DATA PROVIDED START
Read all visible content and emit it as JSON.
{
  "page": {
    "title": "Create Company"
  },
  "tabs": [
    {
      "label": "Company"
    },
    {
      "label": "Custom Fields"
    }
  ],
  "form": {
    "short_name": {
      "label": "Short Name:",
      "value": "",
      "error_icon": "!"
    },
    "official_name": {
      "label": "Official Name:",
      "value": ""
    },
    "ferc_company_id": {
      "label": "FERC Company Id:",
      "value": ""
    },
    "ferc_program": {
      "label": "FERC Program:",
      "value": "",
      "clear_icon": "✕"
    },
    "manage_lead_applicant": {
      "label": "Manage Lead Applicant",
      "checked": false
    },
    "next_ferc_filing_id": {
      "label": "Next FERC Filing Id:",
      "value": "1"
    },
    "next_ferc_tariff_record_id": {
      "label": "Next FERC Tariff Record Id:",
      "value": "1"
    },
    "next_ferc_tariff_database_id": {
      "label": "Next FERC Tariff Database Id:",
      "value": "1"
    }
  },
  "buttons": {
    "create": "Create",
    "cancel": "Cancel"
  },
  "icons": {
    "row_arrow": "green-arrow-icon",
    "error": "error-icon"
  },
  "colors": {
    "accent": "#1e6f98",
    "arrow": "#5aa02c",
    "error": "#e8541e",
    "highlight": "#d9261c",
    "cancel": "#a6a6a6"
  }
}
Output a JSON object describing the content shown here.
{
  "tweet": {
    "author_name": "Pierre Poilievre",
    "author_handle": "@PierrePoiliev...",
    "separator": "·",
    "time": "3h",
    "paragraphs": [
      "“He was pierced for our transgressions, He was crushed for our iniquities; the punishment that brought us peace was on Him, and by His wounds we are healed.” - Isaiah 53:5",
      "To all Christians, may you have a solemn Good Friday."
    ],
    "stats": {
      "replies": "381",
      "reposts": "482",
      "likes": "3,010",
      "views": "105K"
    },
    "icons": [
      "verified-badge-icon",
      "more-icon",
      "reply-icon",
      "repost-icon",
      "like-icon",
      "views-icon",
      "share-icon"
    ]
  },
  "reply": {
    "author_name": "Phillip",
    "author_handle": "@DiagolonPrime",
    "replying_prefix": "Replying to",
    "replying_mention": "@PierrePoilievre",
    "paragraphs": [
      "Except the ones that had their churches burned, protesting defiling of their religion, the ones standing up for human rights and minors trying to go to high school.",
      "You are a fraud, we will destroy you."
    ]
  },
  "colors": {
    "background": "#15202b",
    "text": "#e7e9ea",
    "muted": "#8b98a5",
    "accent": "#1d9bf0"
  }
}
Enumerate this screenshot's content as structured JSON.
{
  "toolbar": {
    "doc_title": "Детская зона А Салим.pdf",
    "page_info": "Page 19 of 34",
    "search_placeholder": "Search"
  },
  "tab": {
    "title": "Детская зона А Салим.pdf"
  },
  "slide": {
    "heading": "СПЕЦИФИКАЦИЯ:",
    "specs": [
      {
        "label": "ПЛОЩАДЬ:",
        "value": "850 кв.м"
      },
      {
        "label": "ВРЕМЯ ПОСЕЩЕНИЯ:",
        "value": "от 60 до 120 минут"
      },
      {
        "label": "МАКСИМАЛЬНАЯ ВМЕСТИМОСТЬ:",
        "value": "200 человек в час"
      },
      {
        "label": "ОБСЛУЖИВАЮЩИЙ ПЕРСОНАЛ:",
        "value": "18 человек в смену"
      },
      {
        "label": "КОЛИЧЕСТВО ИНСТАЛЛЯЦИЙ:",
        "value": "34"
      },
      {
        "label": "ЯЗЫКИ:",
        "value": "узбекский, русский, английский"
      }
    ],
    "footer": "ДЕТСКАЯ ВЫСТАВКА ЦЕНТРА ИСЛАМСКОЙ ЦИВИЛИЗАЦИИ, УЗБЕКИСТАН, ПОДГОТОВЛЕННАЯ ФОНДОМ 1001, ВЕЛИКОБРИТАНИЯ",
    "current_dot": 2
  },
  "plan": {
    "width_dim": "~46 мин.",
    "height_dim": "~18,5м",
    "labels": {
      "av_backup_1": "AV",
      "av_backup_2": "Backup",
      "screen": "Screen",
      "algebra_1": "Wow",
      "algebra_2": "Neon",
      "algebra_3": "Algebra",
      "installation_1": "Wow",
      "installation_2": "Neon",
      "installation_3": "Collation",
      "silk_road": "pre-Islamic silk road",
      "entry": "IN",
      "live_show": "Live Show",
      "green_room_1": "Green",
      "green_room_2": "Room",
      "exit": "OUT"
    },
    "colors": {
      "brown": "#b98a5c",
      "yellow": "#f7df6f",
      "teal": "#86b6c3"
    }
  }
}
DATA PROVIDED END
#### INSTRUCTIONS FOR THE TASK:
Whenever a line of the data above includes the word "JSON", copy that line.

#### RESULT FOR THIS TASK:
Read all visible content and emit it as JSON.
Output a JSON object describing the content shown here.
Enumerate this screenshot's content as structured JSON.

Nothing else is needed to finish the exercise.